"But for me, it's all about actually seeing those (offshore) fish first before I fire a cast."
When I asked just how big a school of bass DeFoe is looking for, he said that it doesn't usually take too much to grab his attention and bring a cast out into the deeper water. Just the knowledge that there are several bass hanging out in a general area.
"I don't have to see that many," he said. "If I see three or four, I'll start fishing. I don't have to see that many at all."
What about the actual size of fish - is there a certain weight-class of bass that he is trying to target with his electronics before tossing a lure out?
"If I've been catching them on a certain body of water, and have been seeing some on a regular basis there, then yes, I can tell (what size they are)," said DeFoe. "I can usually tell whether they are big ones or not.
"Now that doesn't mean that I can tell if they're 2 1/2 pounders versus 3-pounders, but I can generally tell if they're good ones or smaller fish."

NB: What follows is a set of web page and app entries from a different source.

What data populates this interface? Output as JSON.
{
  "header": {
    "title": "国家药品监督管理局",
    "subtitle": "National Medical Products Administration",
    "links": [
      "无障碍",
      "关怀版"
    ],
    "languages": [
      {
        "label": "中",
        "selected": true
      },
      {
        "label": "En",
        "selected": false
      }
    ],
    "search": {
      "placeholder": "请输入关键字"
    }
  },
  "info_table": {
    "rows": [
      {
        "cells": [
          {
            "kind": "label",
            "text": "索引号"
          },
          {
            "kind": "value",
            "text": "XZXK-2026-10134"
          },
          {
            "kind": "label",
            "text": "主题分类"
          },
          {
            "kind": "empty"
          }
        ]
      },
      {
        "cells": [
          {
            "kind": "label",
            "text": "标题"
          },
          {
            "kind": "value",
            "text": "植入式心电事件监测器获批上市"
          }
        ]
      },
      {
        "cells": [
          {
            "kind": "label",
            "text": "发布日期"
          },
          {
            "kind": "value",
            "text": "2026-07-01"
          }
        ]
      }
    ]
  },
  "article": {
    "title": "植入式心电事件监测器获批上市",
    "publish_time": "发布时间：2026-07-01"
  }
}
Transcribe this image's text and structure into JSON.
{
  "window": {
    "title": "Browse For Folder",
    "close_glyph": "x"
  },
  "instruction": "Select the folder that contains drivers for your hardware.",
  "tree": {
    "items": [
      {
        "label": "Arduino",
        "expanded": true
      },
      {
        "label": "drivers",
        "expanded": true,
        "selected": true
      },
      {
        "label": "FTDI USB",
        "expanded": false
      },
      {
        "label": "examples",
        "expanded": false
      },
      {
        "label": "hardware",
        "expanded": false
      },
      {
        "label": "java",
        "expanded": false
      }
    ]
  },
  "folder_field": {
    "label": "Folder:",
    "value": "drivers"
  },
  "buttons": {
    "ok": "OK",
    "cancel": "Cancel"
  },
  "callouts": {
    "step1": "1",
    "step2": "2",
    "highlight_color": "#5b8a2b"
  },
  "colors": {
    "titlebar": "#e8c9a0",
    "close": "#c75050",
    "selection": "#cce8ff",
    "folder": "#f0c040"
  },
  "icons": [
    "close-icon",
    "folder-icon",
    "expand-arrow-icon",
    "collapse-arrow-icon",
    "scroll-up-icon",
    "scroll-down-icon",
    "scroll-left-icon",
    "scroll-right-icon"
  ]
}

While that consideration is important in DeFoe's competition on the Bassmaster Elite Series, it is far less so since MLF competition rewards anglers by weighing and counting every single legal bass that they can bring to the on-board scales manned by boat officials.
Because of that, if DeFoe sees a school of bass on his electronics, in MLF competition, he's going to soon be firing away with his rod, reel and bait combinations.
Speaking of such, once the Tennessee pro finds bass that he wants to target, how will he actually go about doing so?
"Number one for me is going to be throwing a Rapala DT 16 crankbait," said DeFoe. "I'm going to crank it on a Fenwick Elite Tech 7'10" rod in medium heavy action. (And) I'm going to throw the bait on 10-pound Berkley Trilene Fluorocarbon line spooled onto a Pflueger Supreme 5.4:1 reel."
When he puts this package into action, it usually doesn't take DeFoe too long to figure out the MLF conundrum that is usually in play.